• ACTIVITY: Which lines below hold the word "后台管理系统"? Report each one.
====== DATA FOR THIS TASK
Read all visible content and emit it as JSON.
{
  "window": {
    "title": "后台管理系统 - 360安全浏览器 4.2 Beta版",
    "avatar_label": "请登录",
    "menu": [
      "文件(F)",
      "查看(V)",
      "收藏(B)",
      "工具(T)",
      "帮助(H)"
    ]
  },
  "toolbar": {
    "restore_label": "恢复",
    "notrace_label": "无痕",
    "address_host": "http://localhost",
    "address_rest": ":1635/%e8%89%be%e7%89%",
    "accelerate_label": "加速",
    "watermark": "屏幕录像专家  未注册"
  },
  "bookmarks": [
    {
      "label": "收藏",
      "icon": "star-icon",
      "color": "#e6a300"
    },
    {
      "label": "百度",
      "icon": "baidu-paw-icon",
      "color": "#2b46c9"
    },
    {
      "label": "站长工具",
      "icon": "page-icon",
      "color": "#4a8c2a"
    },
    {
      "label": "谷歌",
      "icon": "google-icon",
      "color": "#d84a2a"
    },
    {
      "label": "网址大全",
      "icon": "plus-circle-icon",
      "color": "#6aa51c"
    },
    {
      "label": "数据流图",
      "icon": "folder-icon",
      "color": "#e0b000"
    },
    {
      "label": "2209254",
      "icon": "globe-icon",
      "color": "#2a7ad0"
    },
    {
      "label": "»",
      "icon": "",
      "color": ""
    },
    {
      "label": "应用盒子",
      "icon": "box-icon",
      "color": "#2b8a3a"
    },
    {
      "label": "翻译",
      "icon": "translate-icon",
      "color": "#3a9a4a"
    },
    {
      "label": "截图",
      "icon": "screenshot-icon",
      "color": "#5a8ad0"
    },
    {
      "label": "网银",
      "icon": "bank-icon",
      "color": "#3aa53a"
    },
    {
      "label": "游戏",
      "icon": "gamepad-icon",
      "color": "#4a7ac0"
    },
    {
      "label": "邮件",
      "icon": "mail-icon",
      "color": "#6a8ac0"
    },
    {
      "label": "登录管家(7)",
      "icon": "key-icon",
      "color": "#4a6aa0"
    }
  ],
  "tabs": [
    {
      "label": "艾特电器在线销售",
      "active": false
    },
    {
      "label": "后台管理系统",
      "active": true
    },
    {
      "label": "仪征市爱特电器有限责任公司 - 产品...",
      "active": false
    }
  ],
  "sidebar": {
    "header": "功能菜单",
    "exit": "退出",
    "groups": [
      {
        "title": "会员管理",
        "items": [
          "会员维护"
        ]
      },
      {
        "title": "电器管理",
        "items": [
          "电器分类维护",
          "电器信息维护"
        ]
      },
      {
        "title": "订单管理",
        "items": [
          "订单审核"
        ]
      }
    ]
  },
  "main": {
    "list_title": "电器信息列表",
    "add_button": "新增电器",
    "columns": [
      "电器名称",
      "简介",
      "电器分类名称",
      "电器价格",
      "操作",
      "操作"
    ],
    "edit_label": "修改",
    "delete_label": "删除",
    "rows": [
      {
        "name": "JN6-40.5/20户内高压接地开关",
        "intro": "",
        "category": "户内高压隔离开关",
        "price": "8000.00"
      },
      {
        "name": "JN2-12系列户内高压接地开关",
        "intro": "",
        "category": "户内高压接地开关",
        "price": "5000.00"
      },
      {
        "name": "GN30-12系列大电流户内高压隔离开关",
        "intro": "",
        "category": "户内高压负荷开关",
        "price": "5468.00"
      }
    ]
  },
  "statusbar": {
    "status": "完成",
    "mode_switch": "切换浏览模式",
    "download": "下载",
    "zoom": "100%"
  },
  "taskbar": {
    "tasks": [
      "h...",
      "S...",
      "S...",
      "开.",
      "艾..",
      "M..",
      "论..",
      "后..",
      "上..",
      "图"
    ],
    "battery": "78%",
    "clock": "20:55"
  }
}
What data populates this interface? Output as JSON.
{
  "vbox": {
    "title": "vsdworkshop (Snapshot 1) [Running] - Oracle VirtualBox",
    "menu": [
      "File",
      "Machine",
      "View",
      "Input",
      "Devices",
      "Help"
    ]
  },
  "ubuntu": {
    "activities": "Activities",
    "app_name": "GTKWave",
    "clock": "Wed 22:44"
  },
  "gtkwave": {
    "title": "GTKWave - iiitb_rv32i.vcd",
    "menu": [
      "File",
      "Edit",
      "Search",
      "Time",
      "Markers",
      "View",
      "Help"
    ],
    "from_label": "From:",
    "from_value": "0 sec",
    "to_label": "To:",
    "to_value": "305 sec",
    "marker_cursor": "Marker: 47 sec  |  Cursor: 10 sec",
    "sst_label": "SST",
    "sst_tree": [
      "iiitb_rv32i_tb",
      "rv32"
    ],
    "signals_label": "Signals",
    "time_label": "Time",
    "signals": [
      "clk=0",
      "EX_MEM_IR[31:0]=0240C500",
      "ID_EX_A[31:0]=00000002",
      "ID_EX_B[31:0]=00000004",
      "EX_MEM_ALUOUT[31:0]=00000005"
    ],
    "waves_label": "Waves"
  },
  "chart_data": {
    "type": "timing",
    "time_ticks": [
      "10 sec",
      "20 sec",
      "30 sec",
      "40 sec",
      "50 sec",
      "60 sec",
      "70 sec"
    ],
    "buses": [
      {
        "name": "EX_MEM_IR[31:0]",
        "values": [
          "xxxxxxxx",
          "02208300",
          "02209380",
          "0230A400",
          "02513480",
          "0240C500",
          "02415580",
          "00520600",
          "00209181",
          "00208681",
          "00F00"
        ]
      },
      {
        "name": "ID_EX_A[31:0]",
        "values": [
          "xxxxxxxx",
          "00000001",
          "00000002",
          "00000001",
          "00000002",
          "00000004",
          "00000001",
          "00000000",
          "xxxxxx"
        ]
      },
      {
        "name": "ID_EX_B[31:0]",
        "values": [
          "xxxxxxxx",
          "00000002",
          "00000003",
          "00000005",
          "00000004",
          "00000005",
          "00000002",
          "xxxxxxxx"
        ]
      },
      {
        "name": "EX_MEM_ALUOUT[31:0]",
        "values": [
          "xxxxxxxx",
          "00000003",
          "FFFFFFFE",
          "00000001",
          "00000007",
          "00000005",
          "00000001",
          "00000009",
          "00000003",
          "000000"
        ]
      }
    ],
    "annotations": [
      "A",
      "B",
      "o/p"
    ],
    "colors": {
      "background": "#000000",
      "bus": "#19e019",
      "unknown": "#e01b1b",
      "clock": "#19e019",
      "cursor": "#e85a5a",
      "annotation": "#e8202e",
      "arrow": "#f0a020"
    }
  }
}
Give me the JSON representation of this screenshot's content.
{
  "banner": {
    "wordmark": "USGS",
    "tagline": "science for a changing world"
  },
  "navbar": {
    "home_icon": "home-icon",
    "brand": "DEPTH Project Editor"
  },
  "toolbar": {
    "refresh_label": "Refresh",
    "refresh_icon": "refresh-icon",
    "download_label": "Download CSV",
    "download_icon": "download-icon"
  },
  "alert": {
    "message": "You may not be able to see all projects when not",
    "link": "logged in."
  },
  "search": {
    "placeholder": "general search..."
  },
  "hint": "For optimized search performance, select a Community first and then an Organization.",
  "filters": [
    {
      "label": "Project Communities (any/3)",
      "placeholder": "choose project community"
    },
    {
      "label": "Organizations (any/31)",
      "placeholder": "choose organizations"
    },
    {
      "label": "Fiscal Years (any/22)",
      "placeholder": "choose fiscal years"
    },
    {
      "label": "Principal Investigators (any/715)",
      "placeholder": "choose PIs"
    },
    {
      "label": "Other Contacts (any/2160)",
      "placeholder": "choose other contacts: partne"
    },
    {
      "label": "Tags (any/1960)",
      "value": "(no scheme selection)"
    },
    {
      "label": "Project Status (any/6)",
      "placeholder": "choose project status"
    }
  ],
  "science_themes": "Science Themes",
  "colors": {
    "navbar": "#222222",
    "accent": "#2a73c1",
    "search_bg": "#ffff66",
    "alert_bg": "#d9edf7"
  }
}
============
• WORKED SOLUTION:
    "title": "后台管理系统 - 360安全浏览器 4.2 Beta版",
      "label": "后台管理系统",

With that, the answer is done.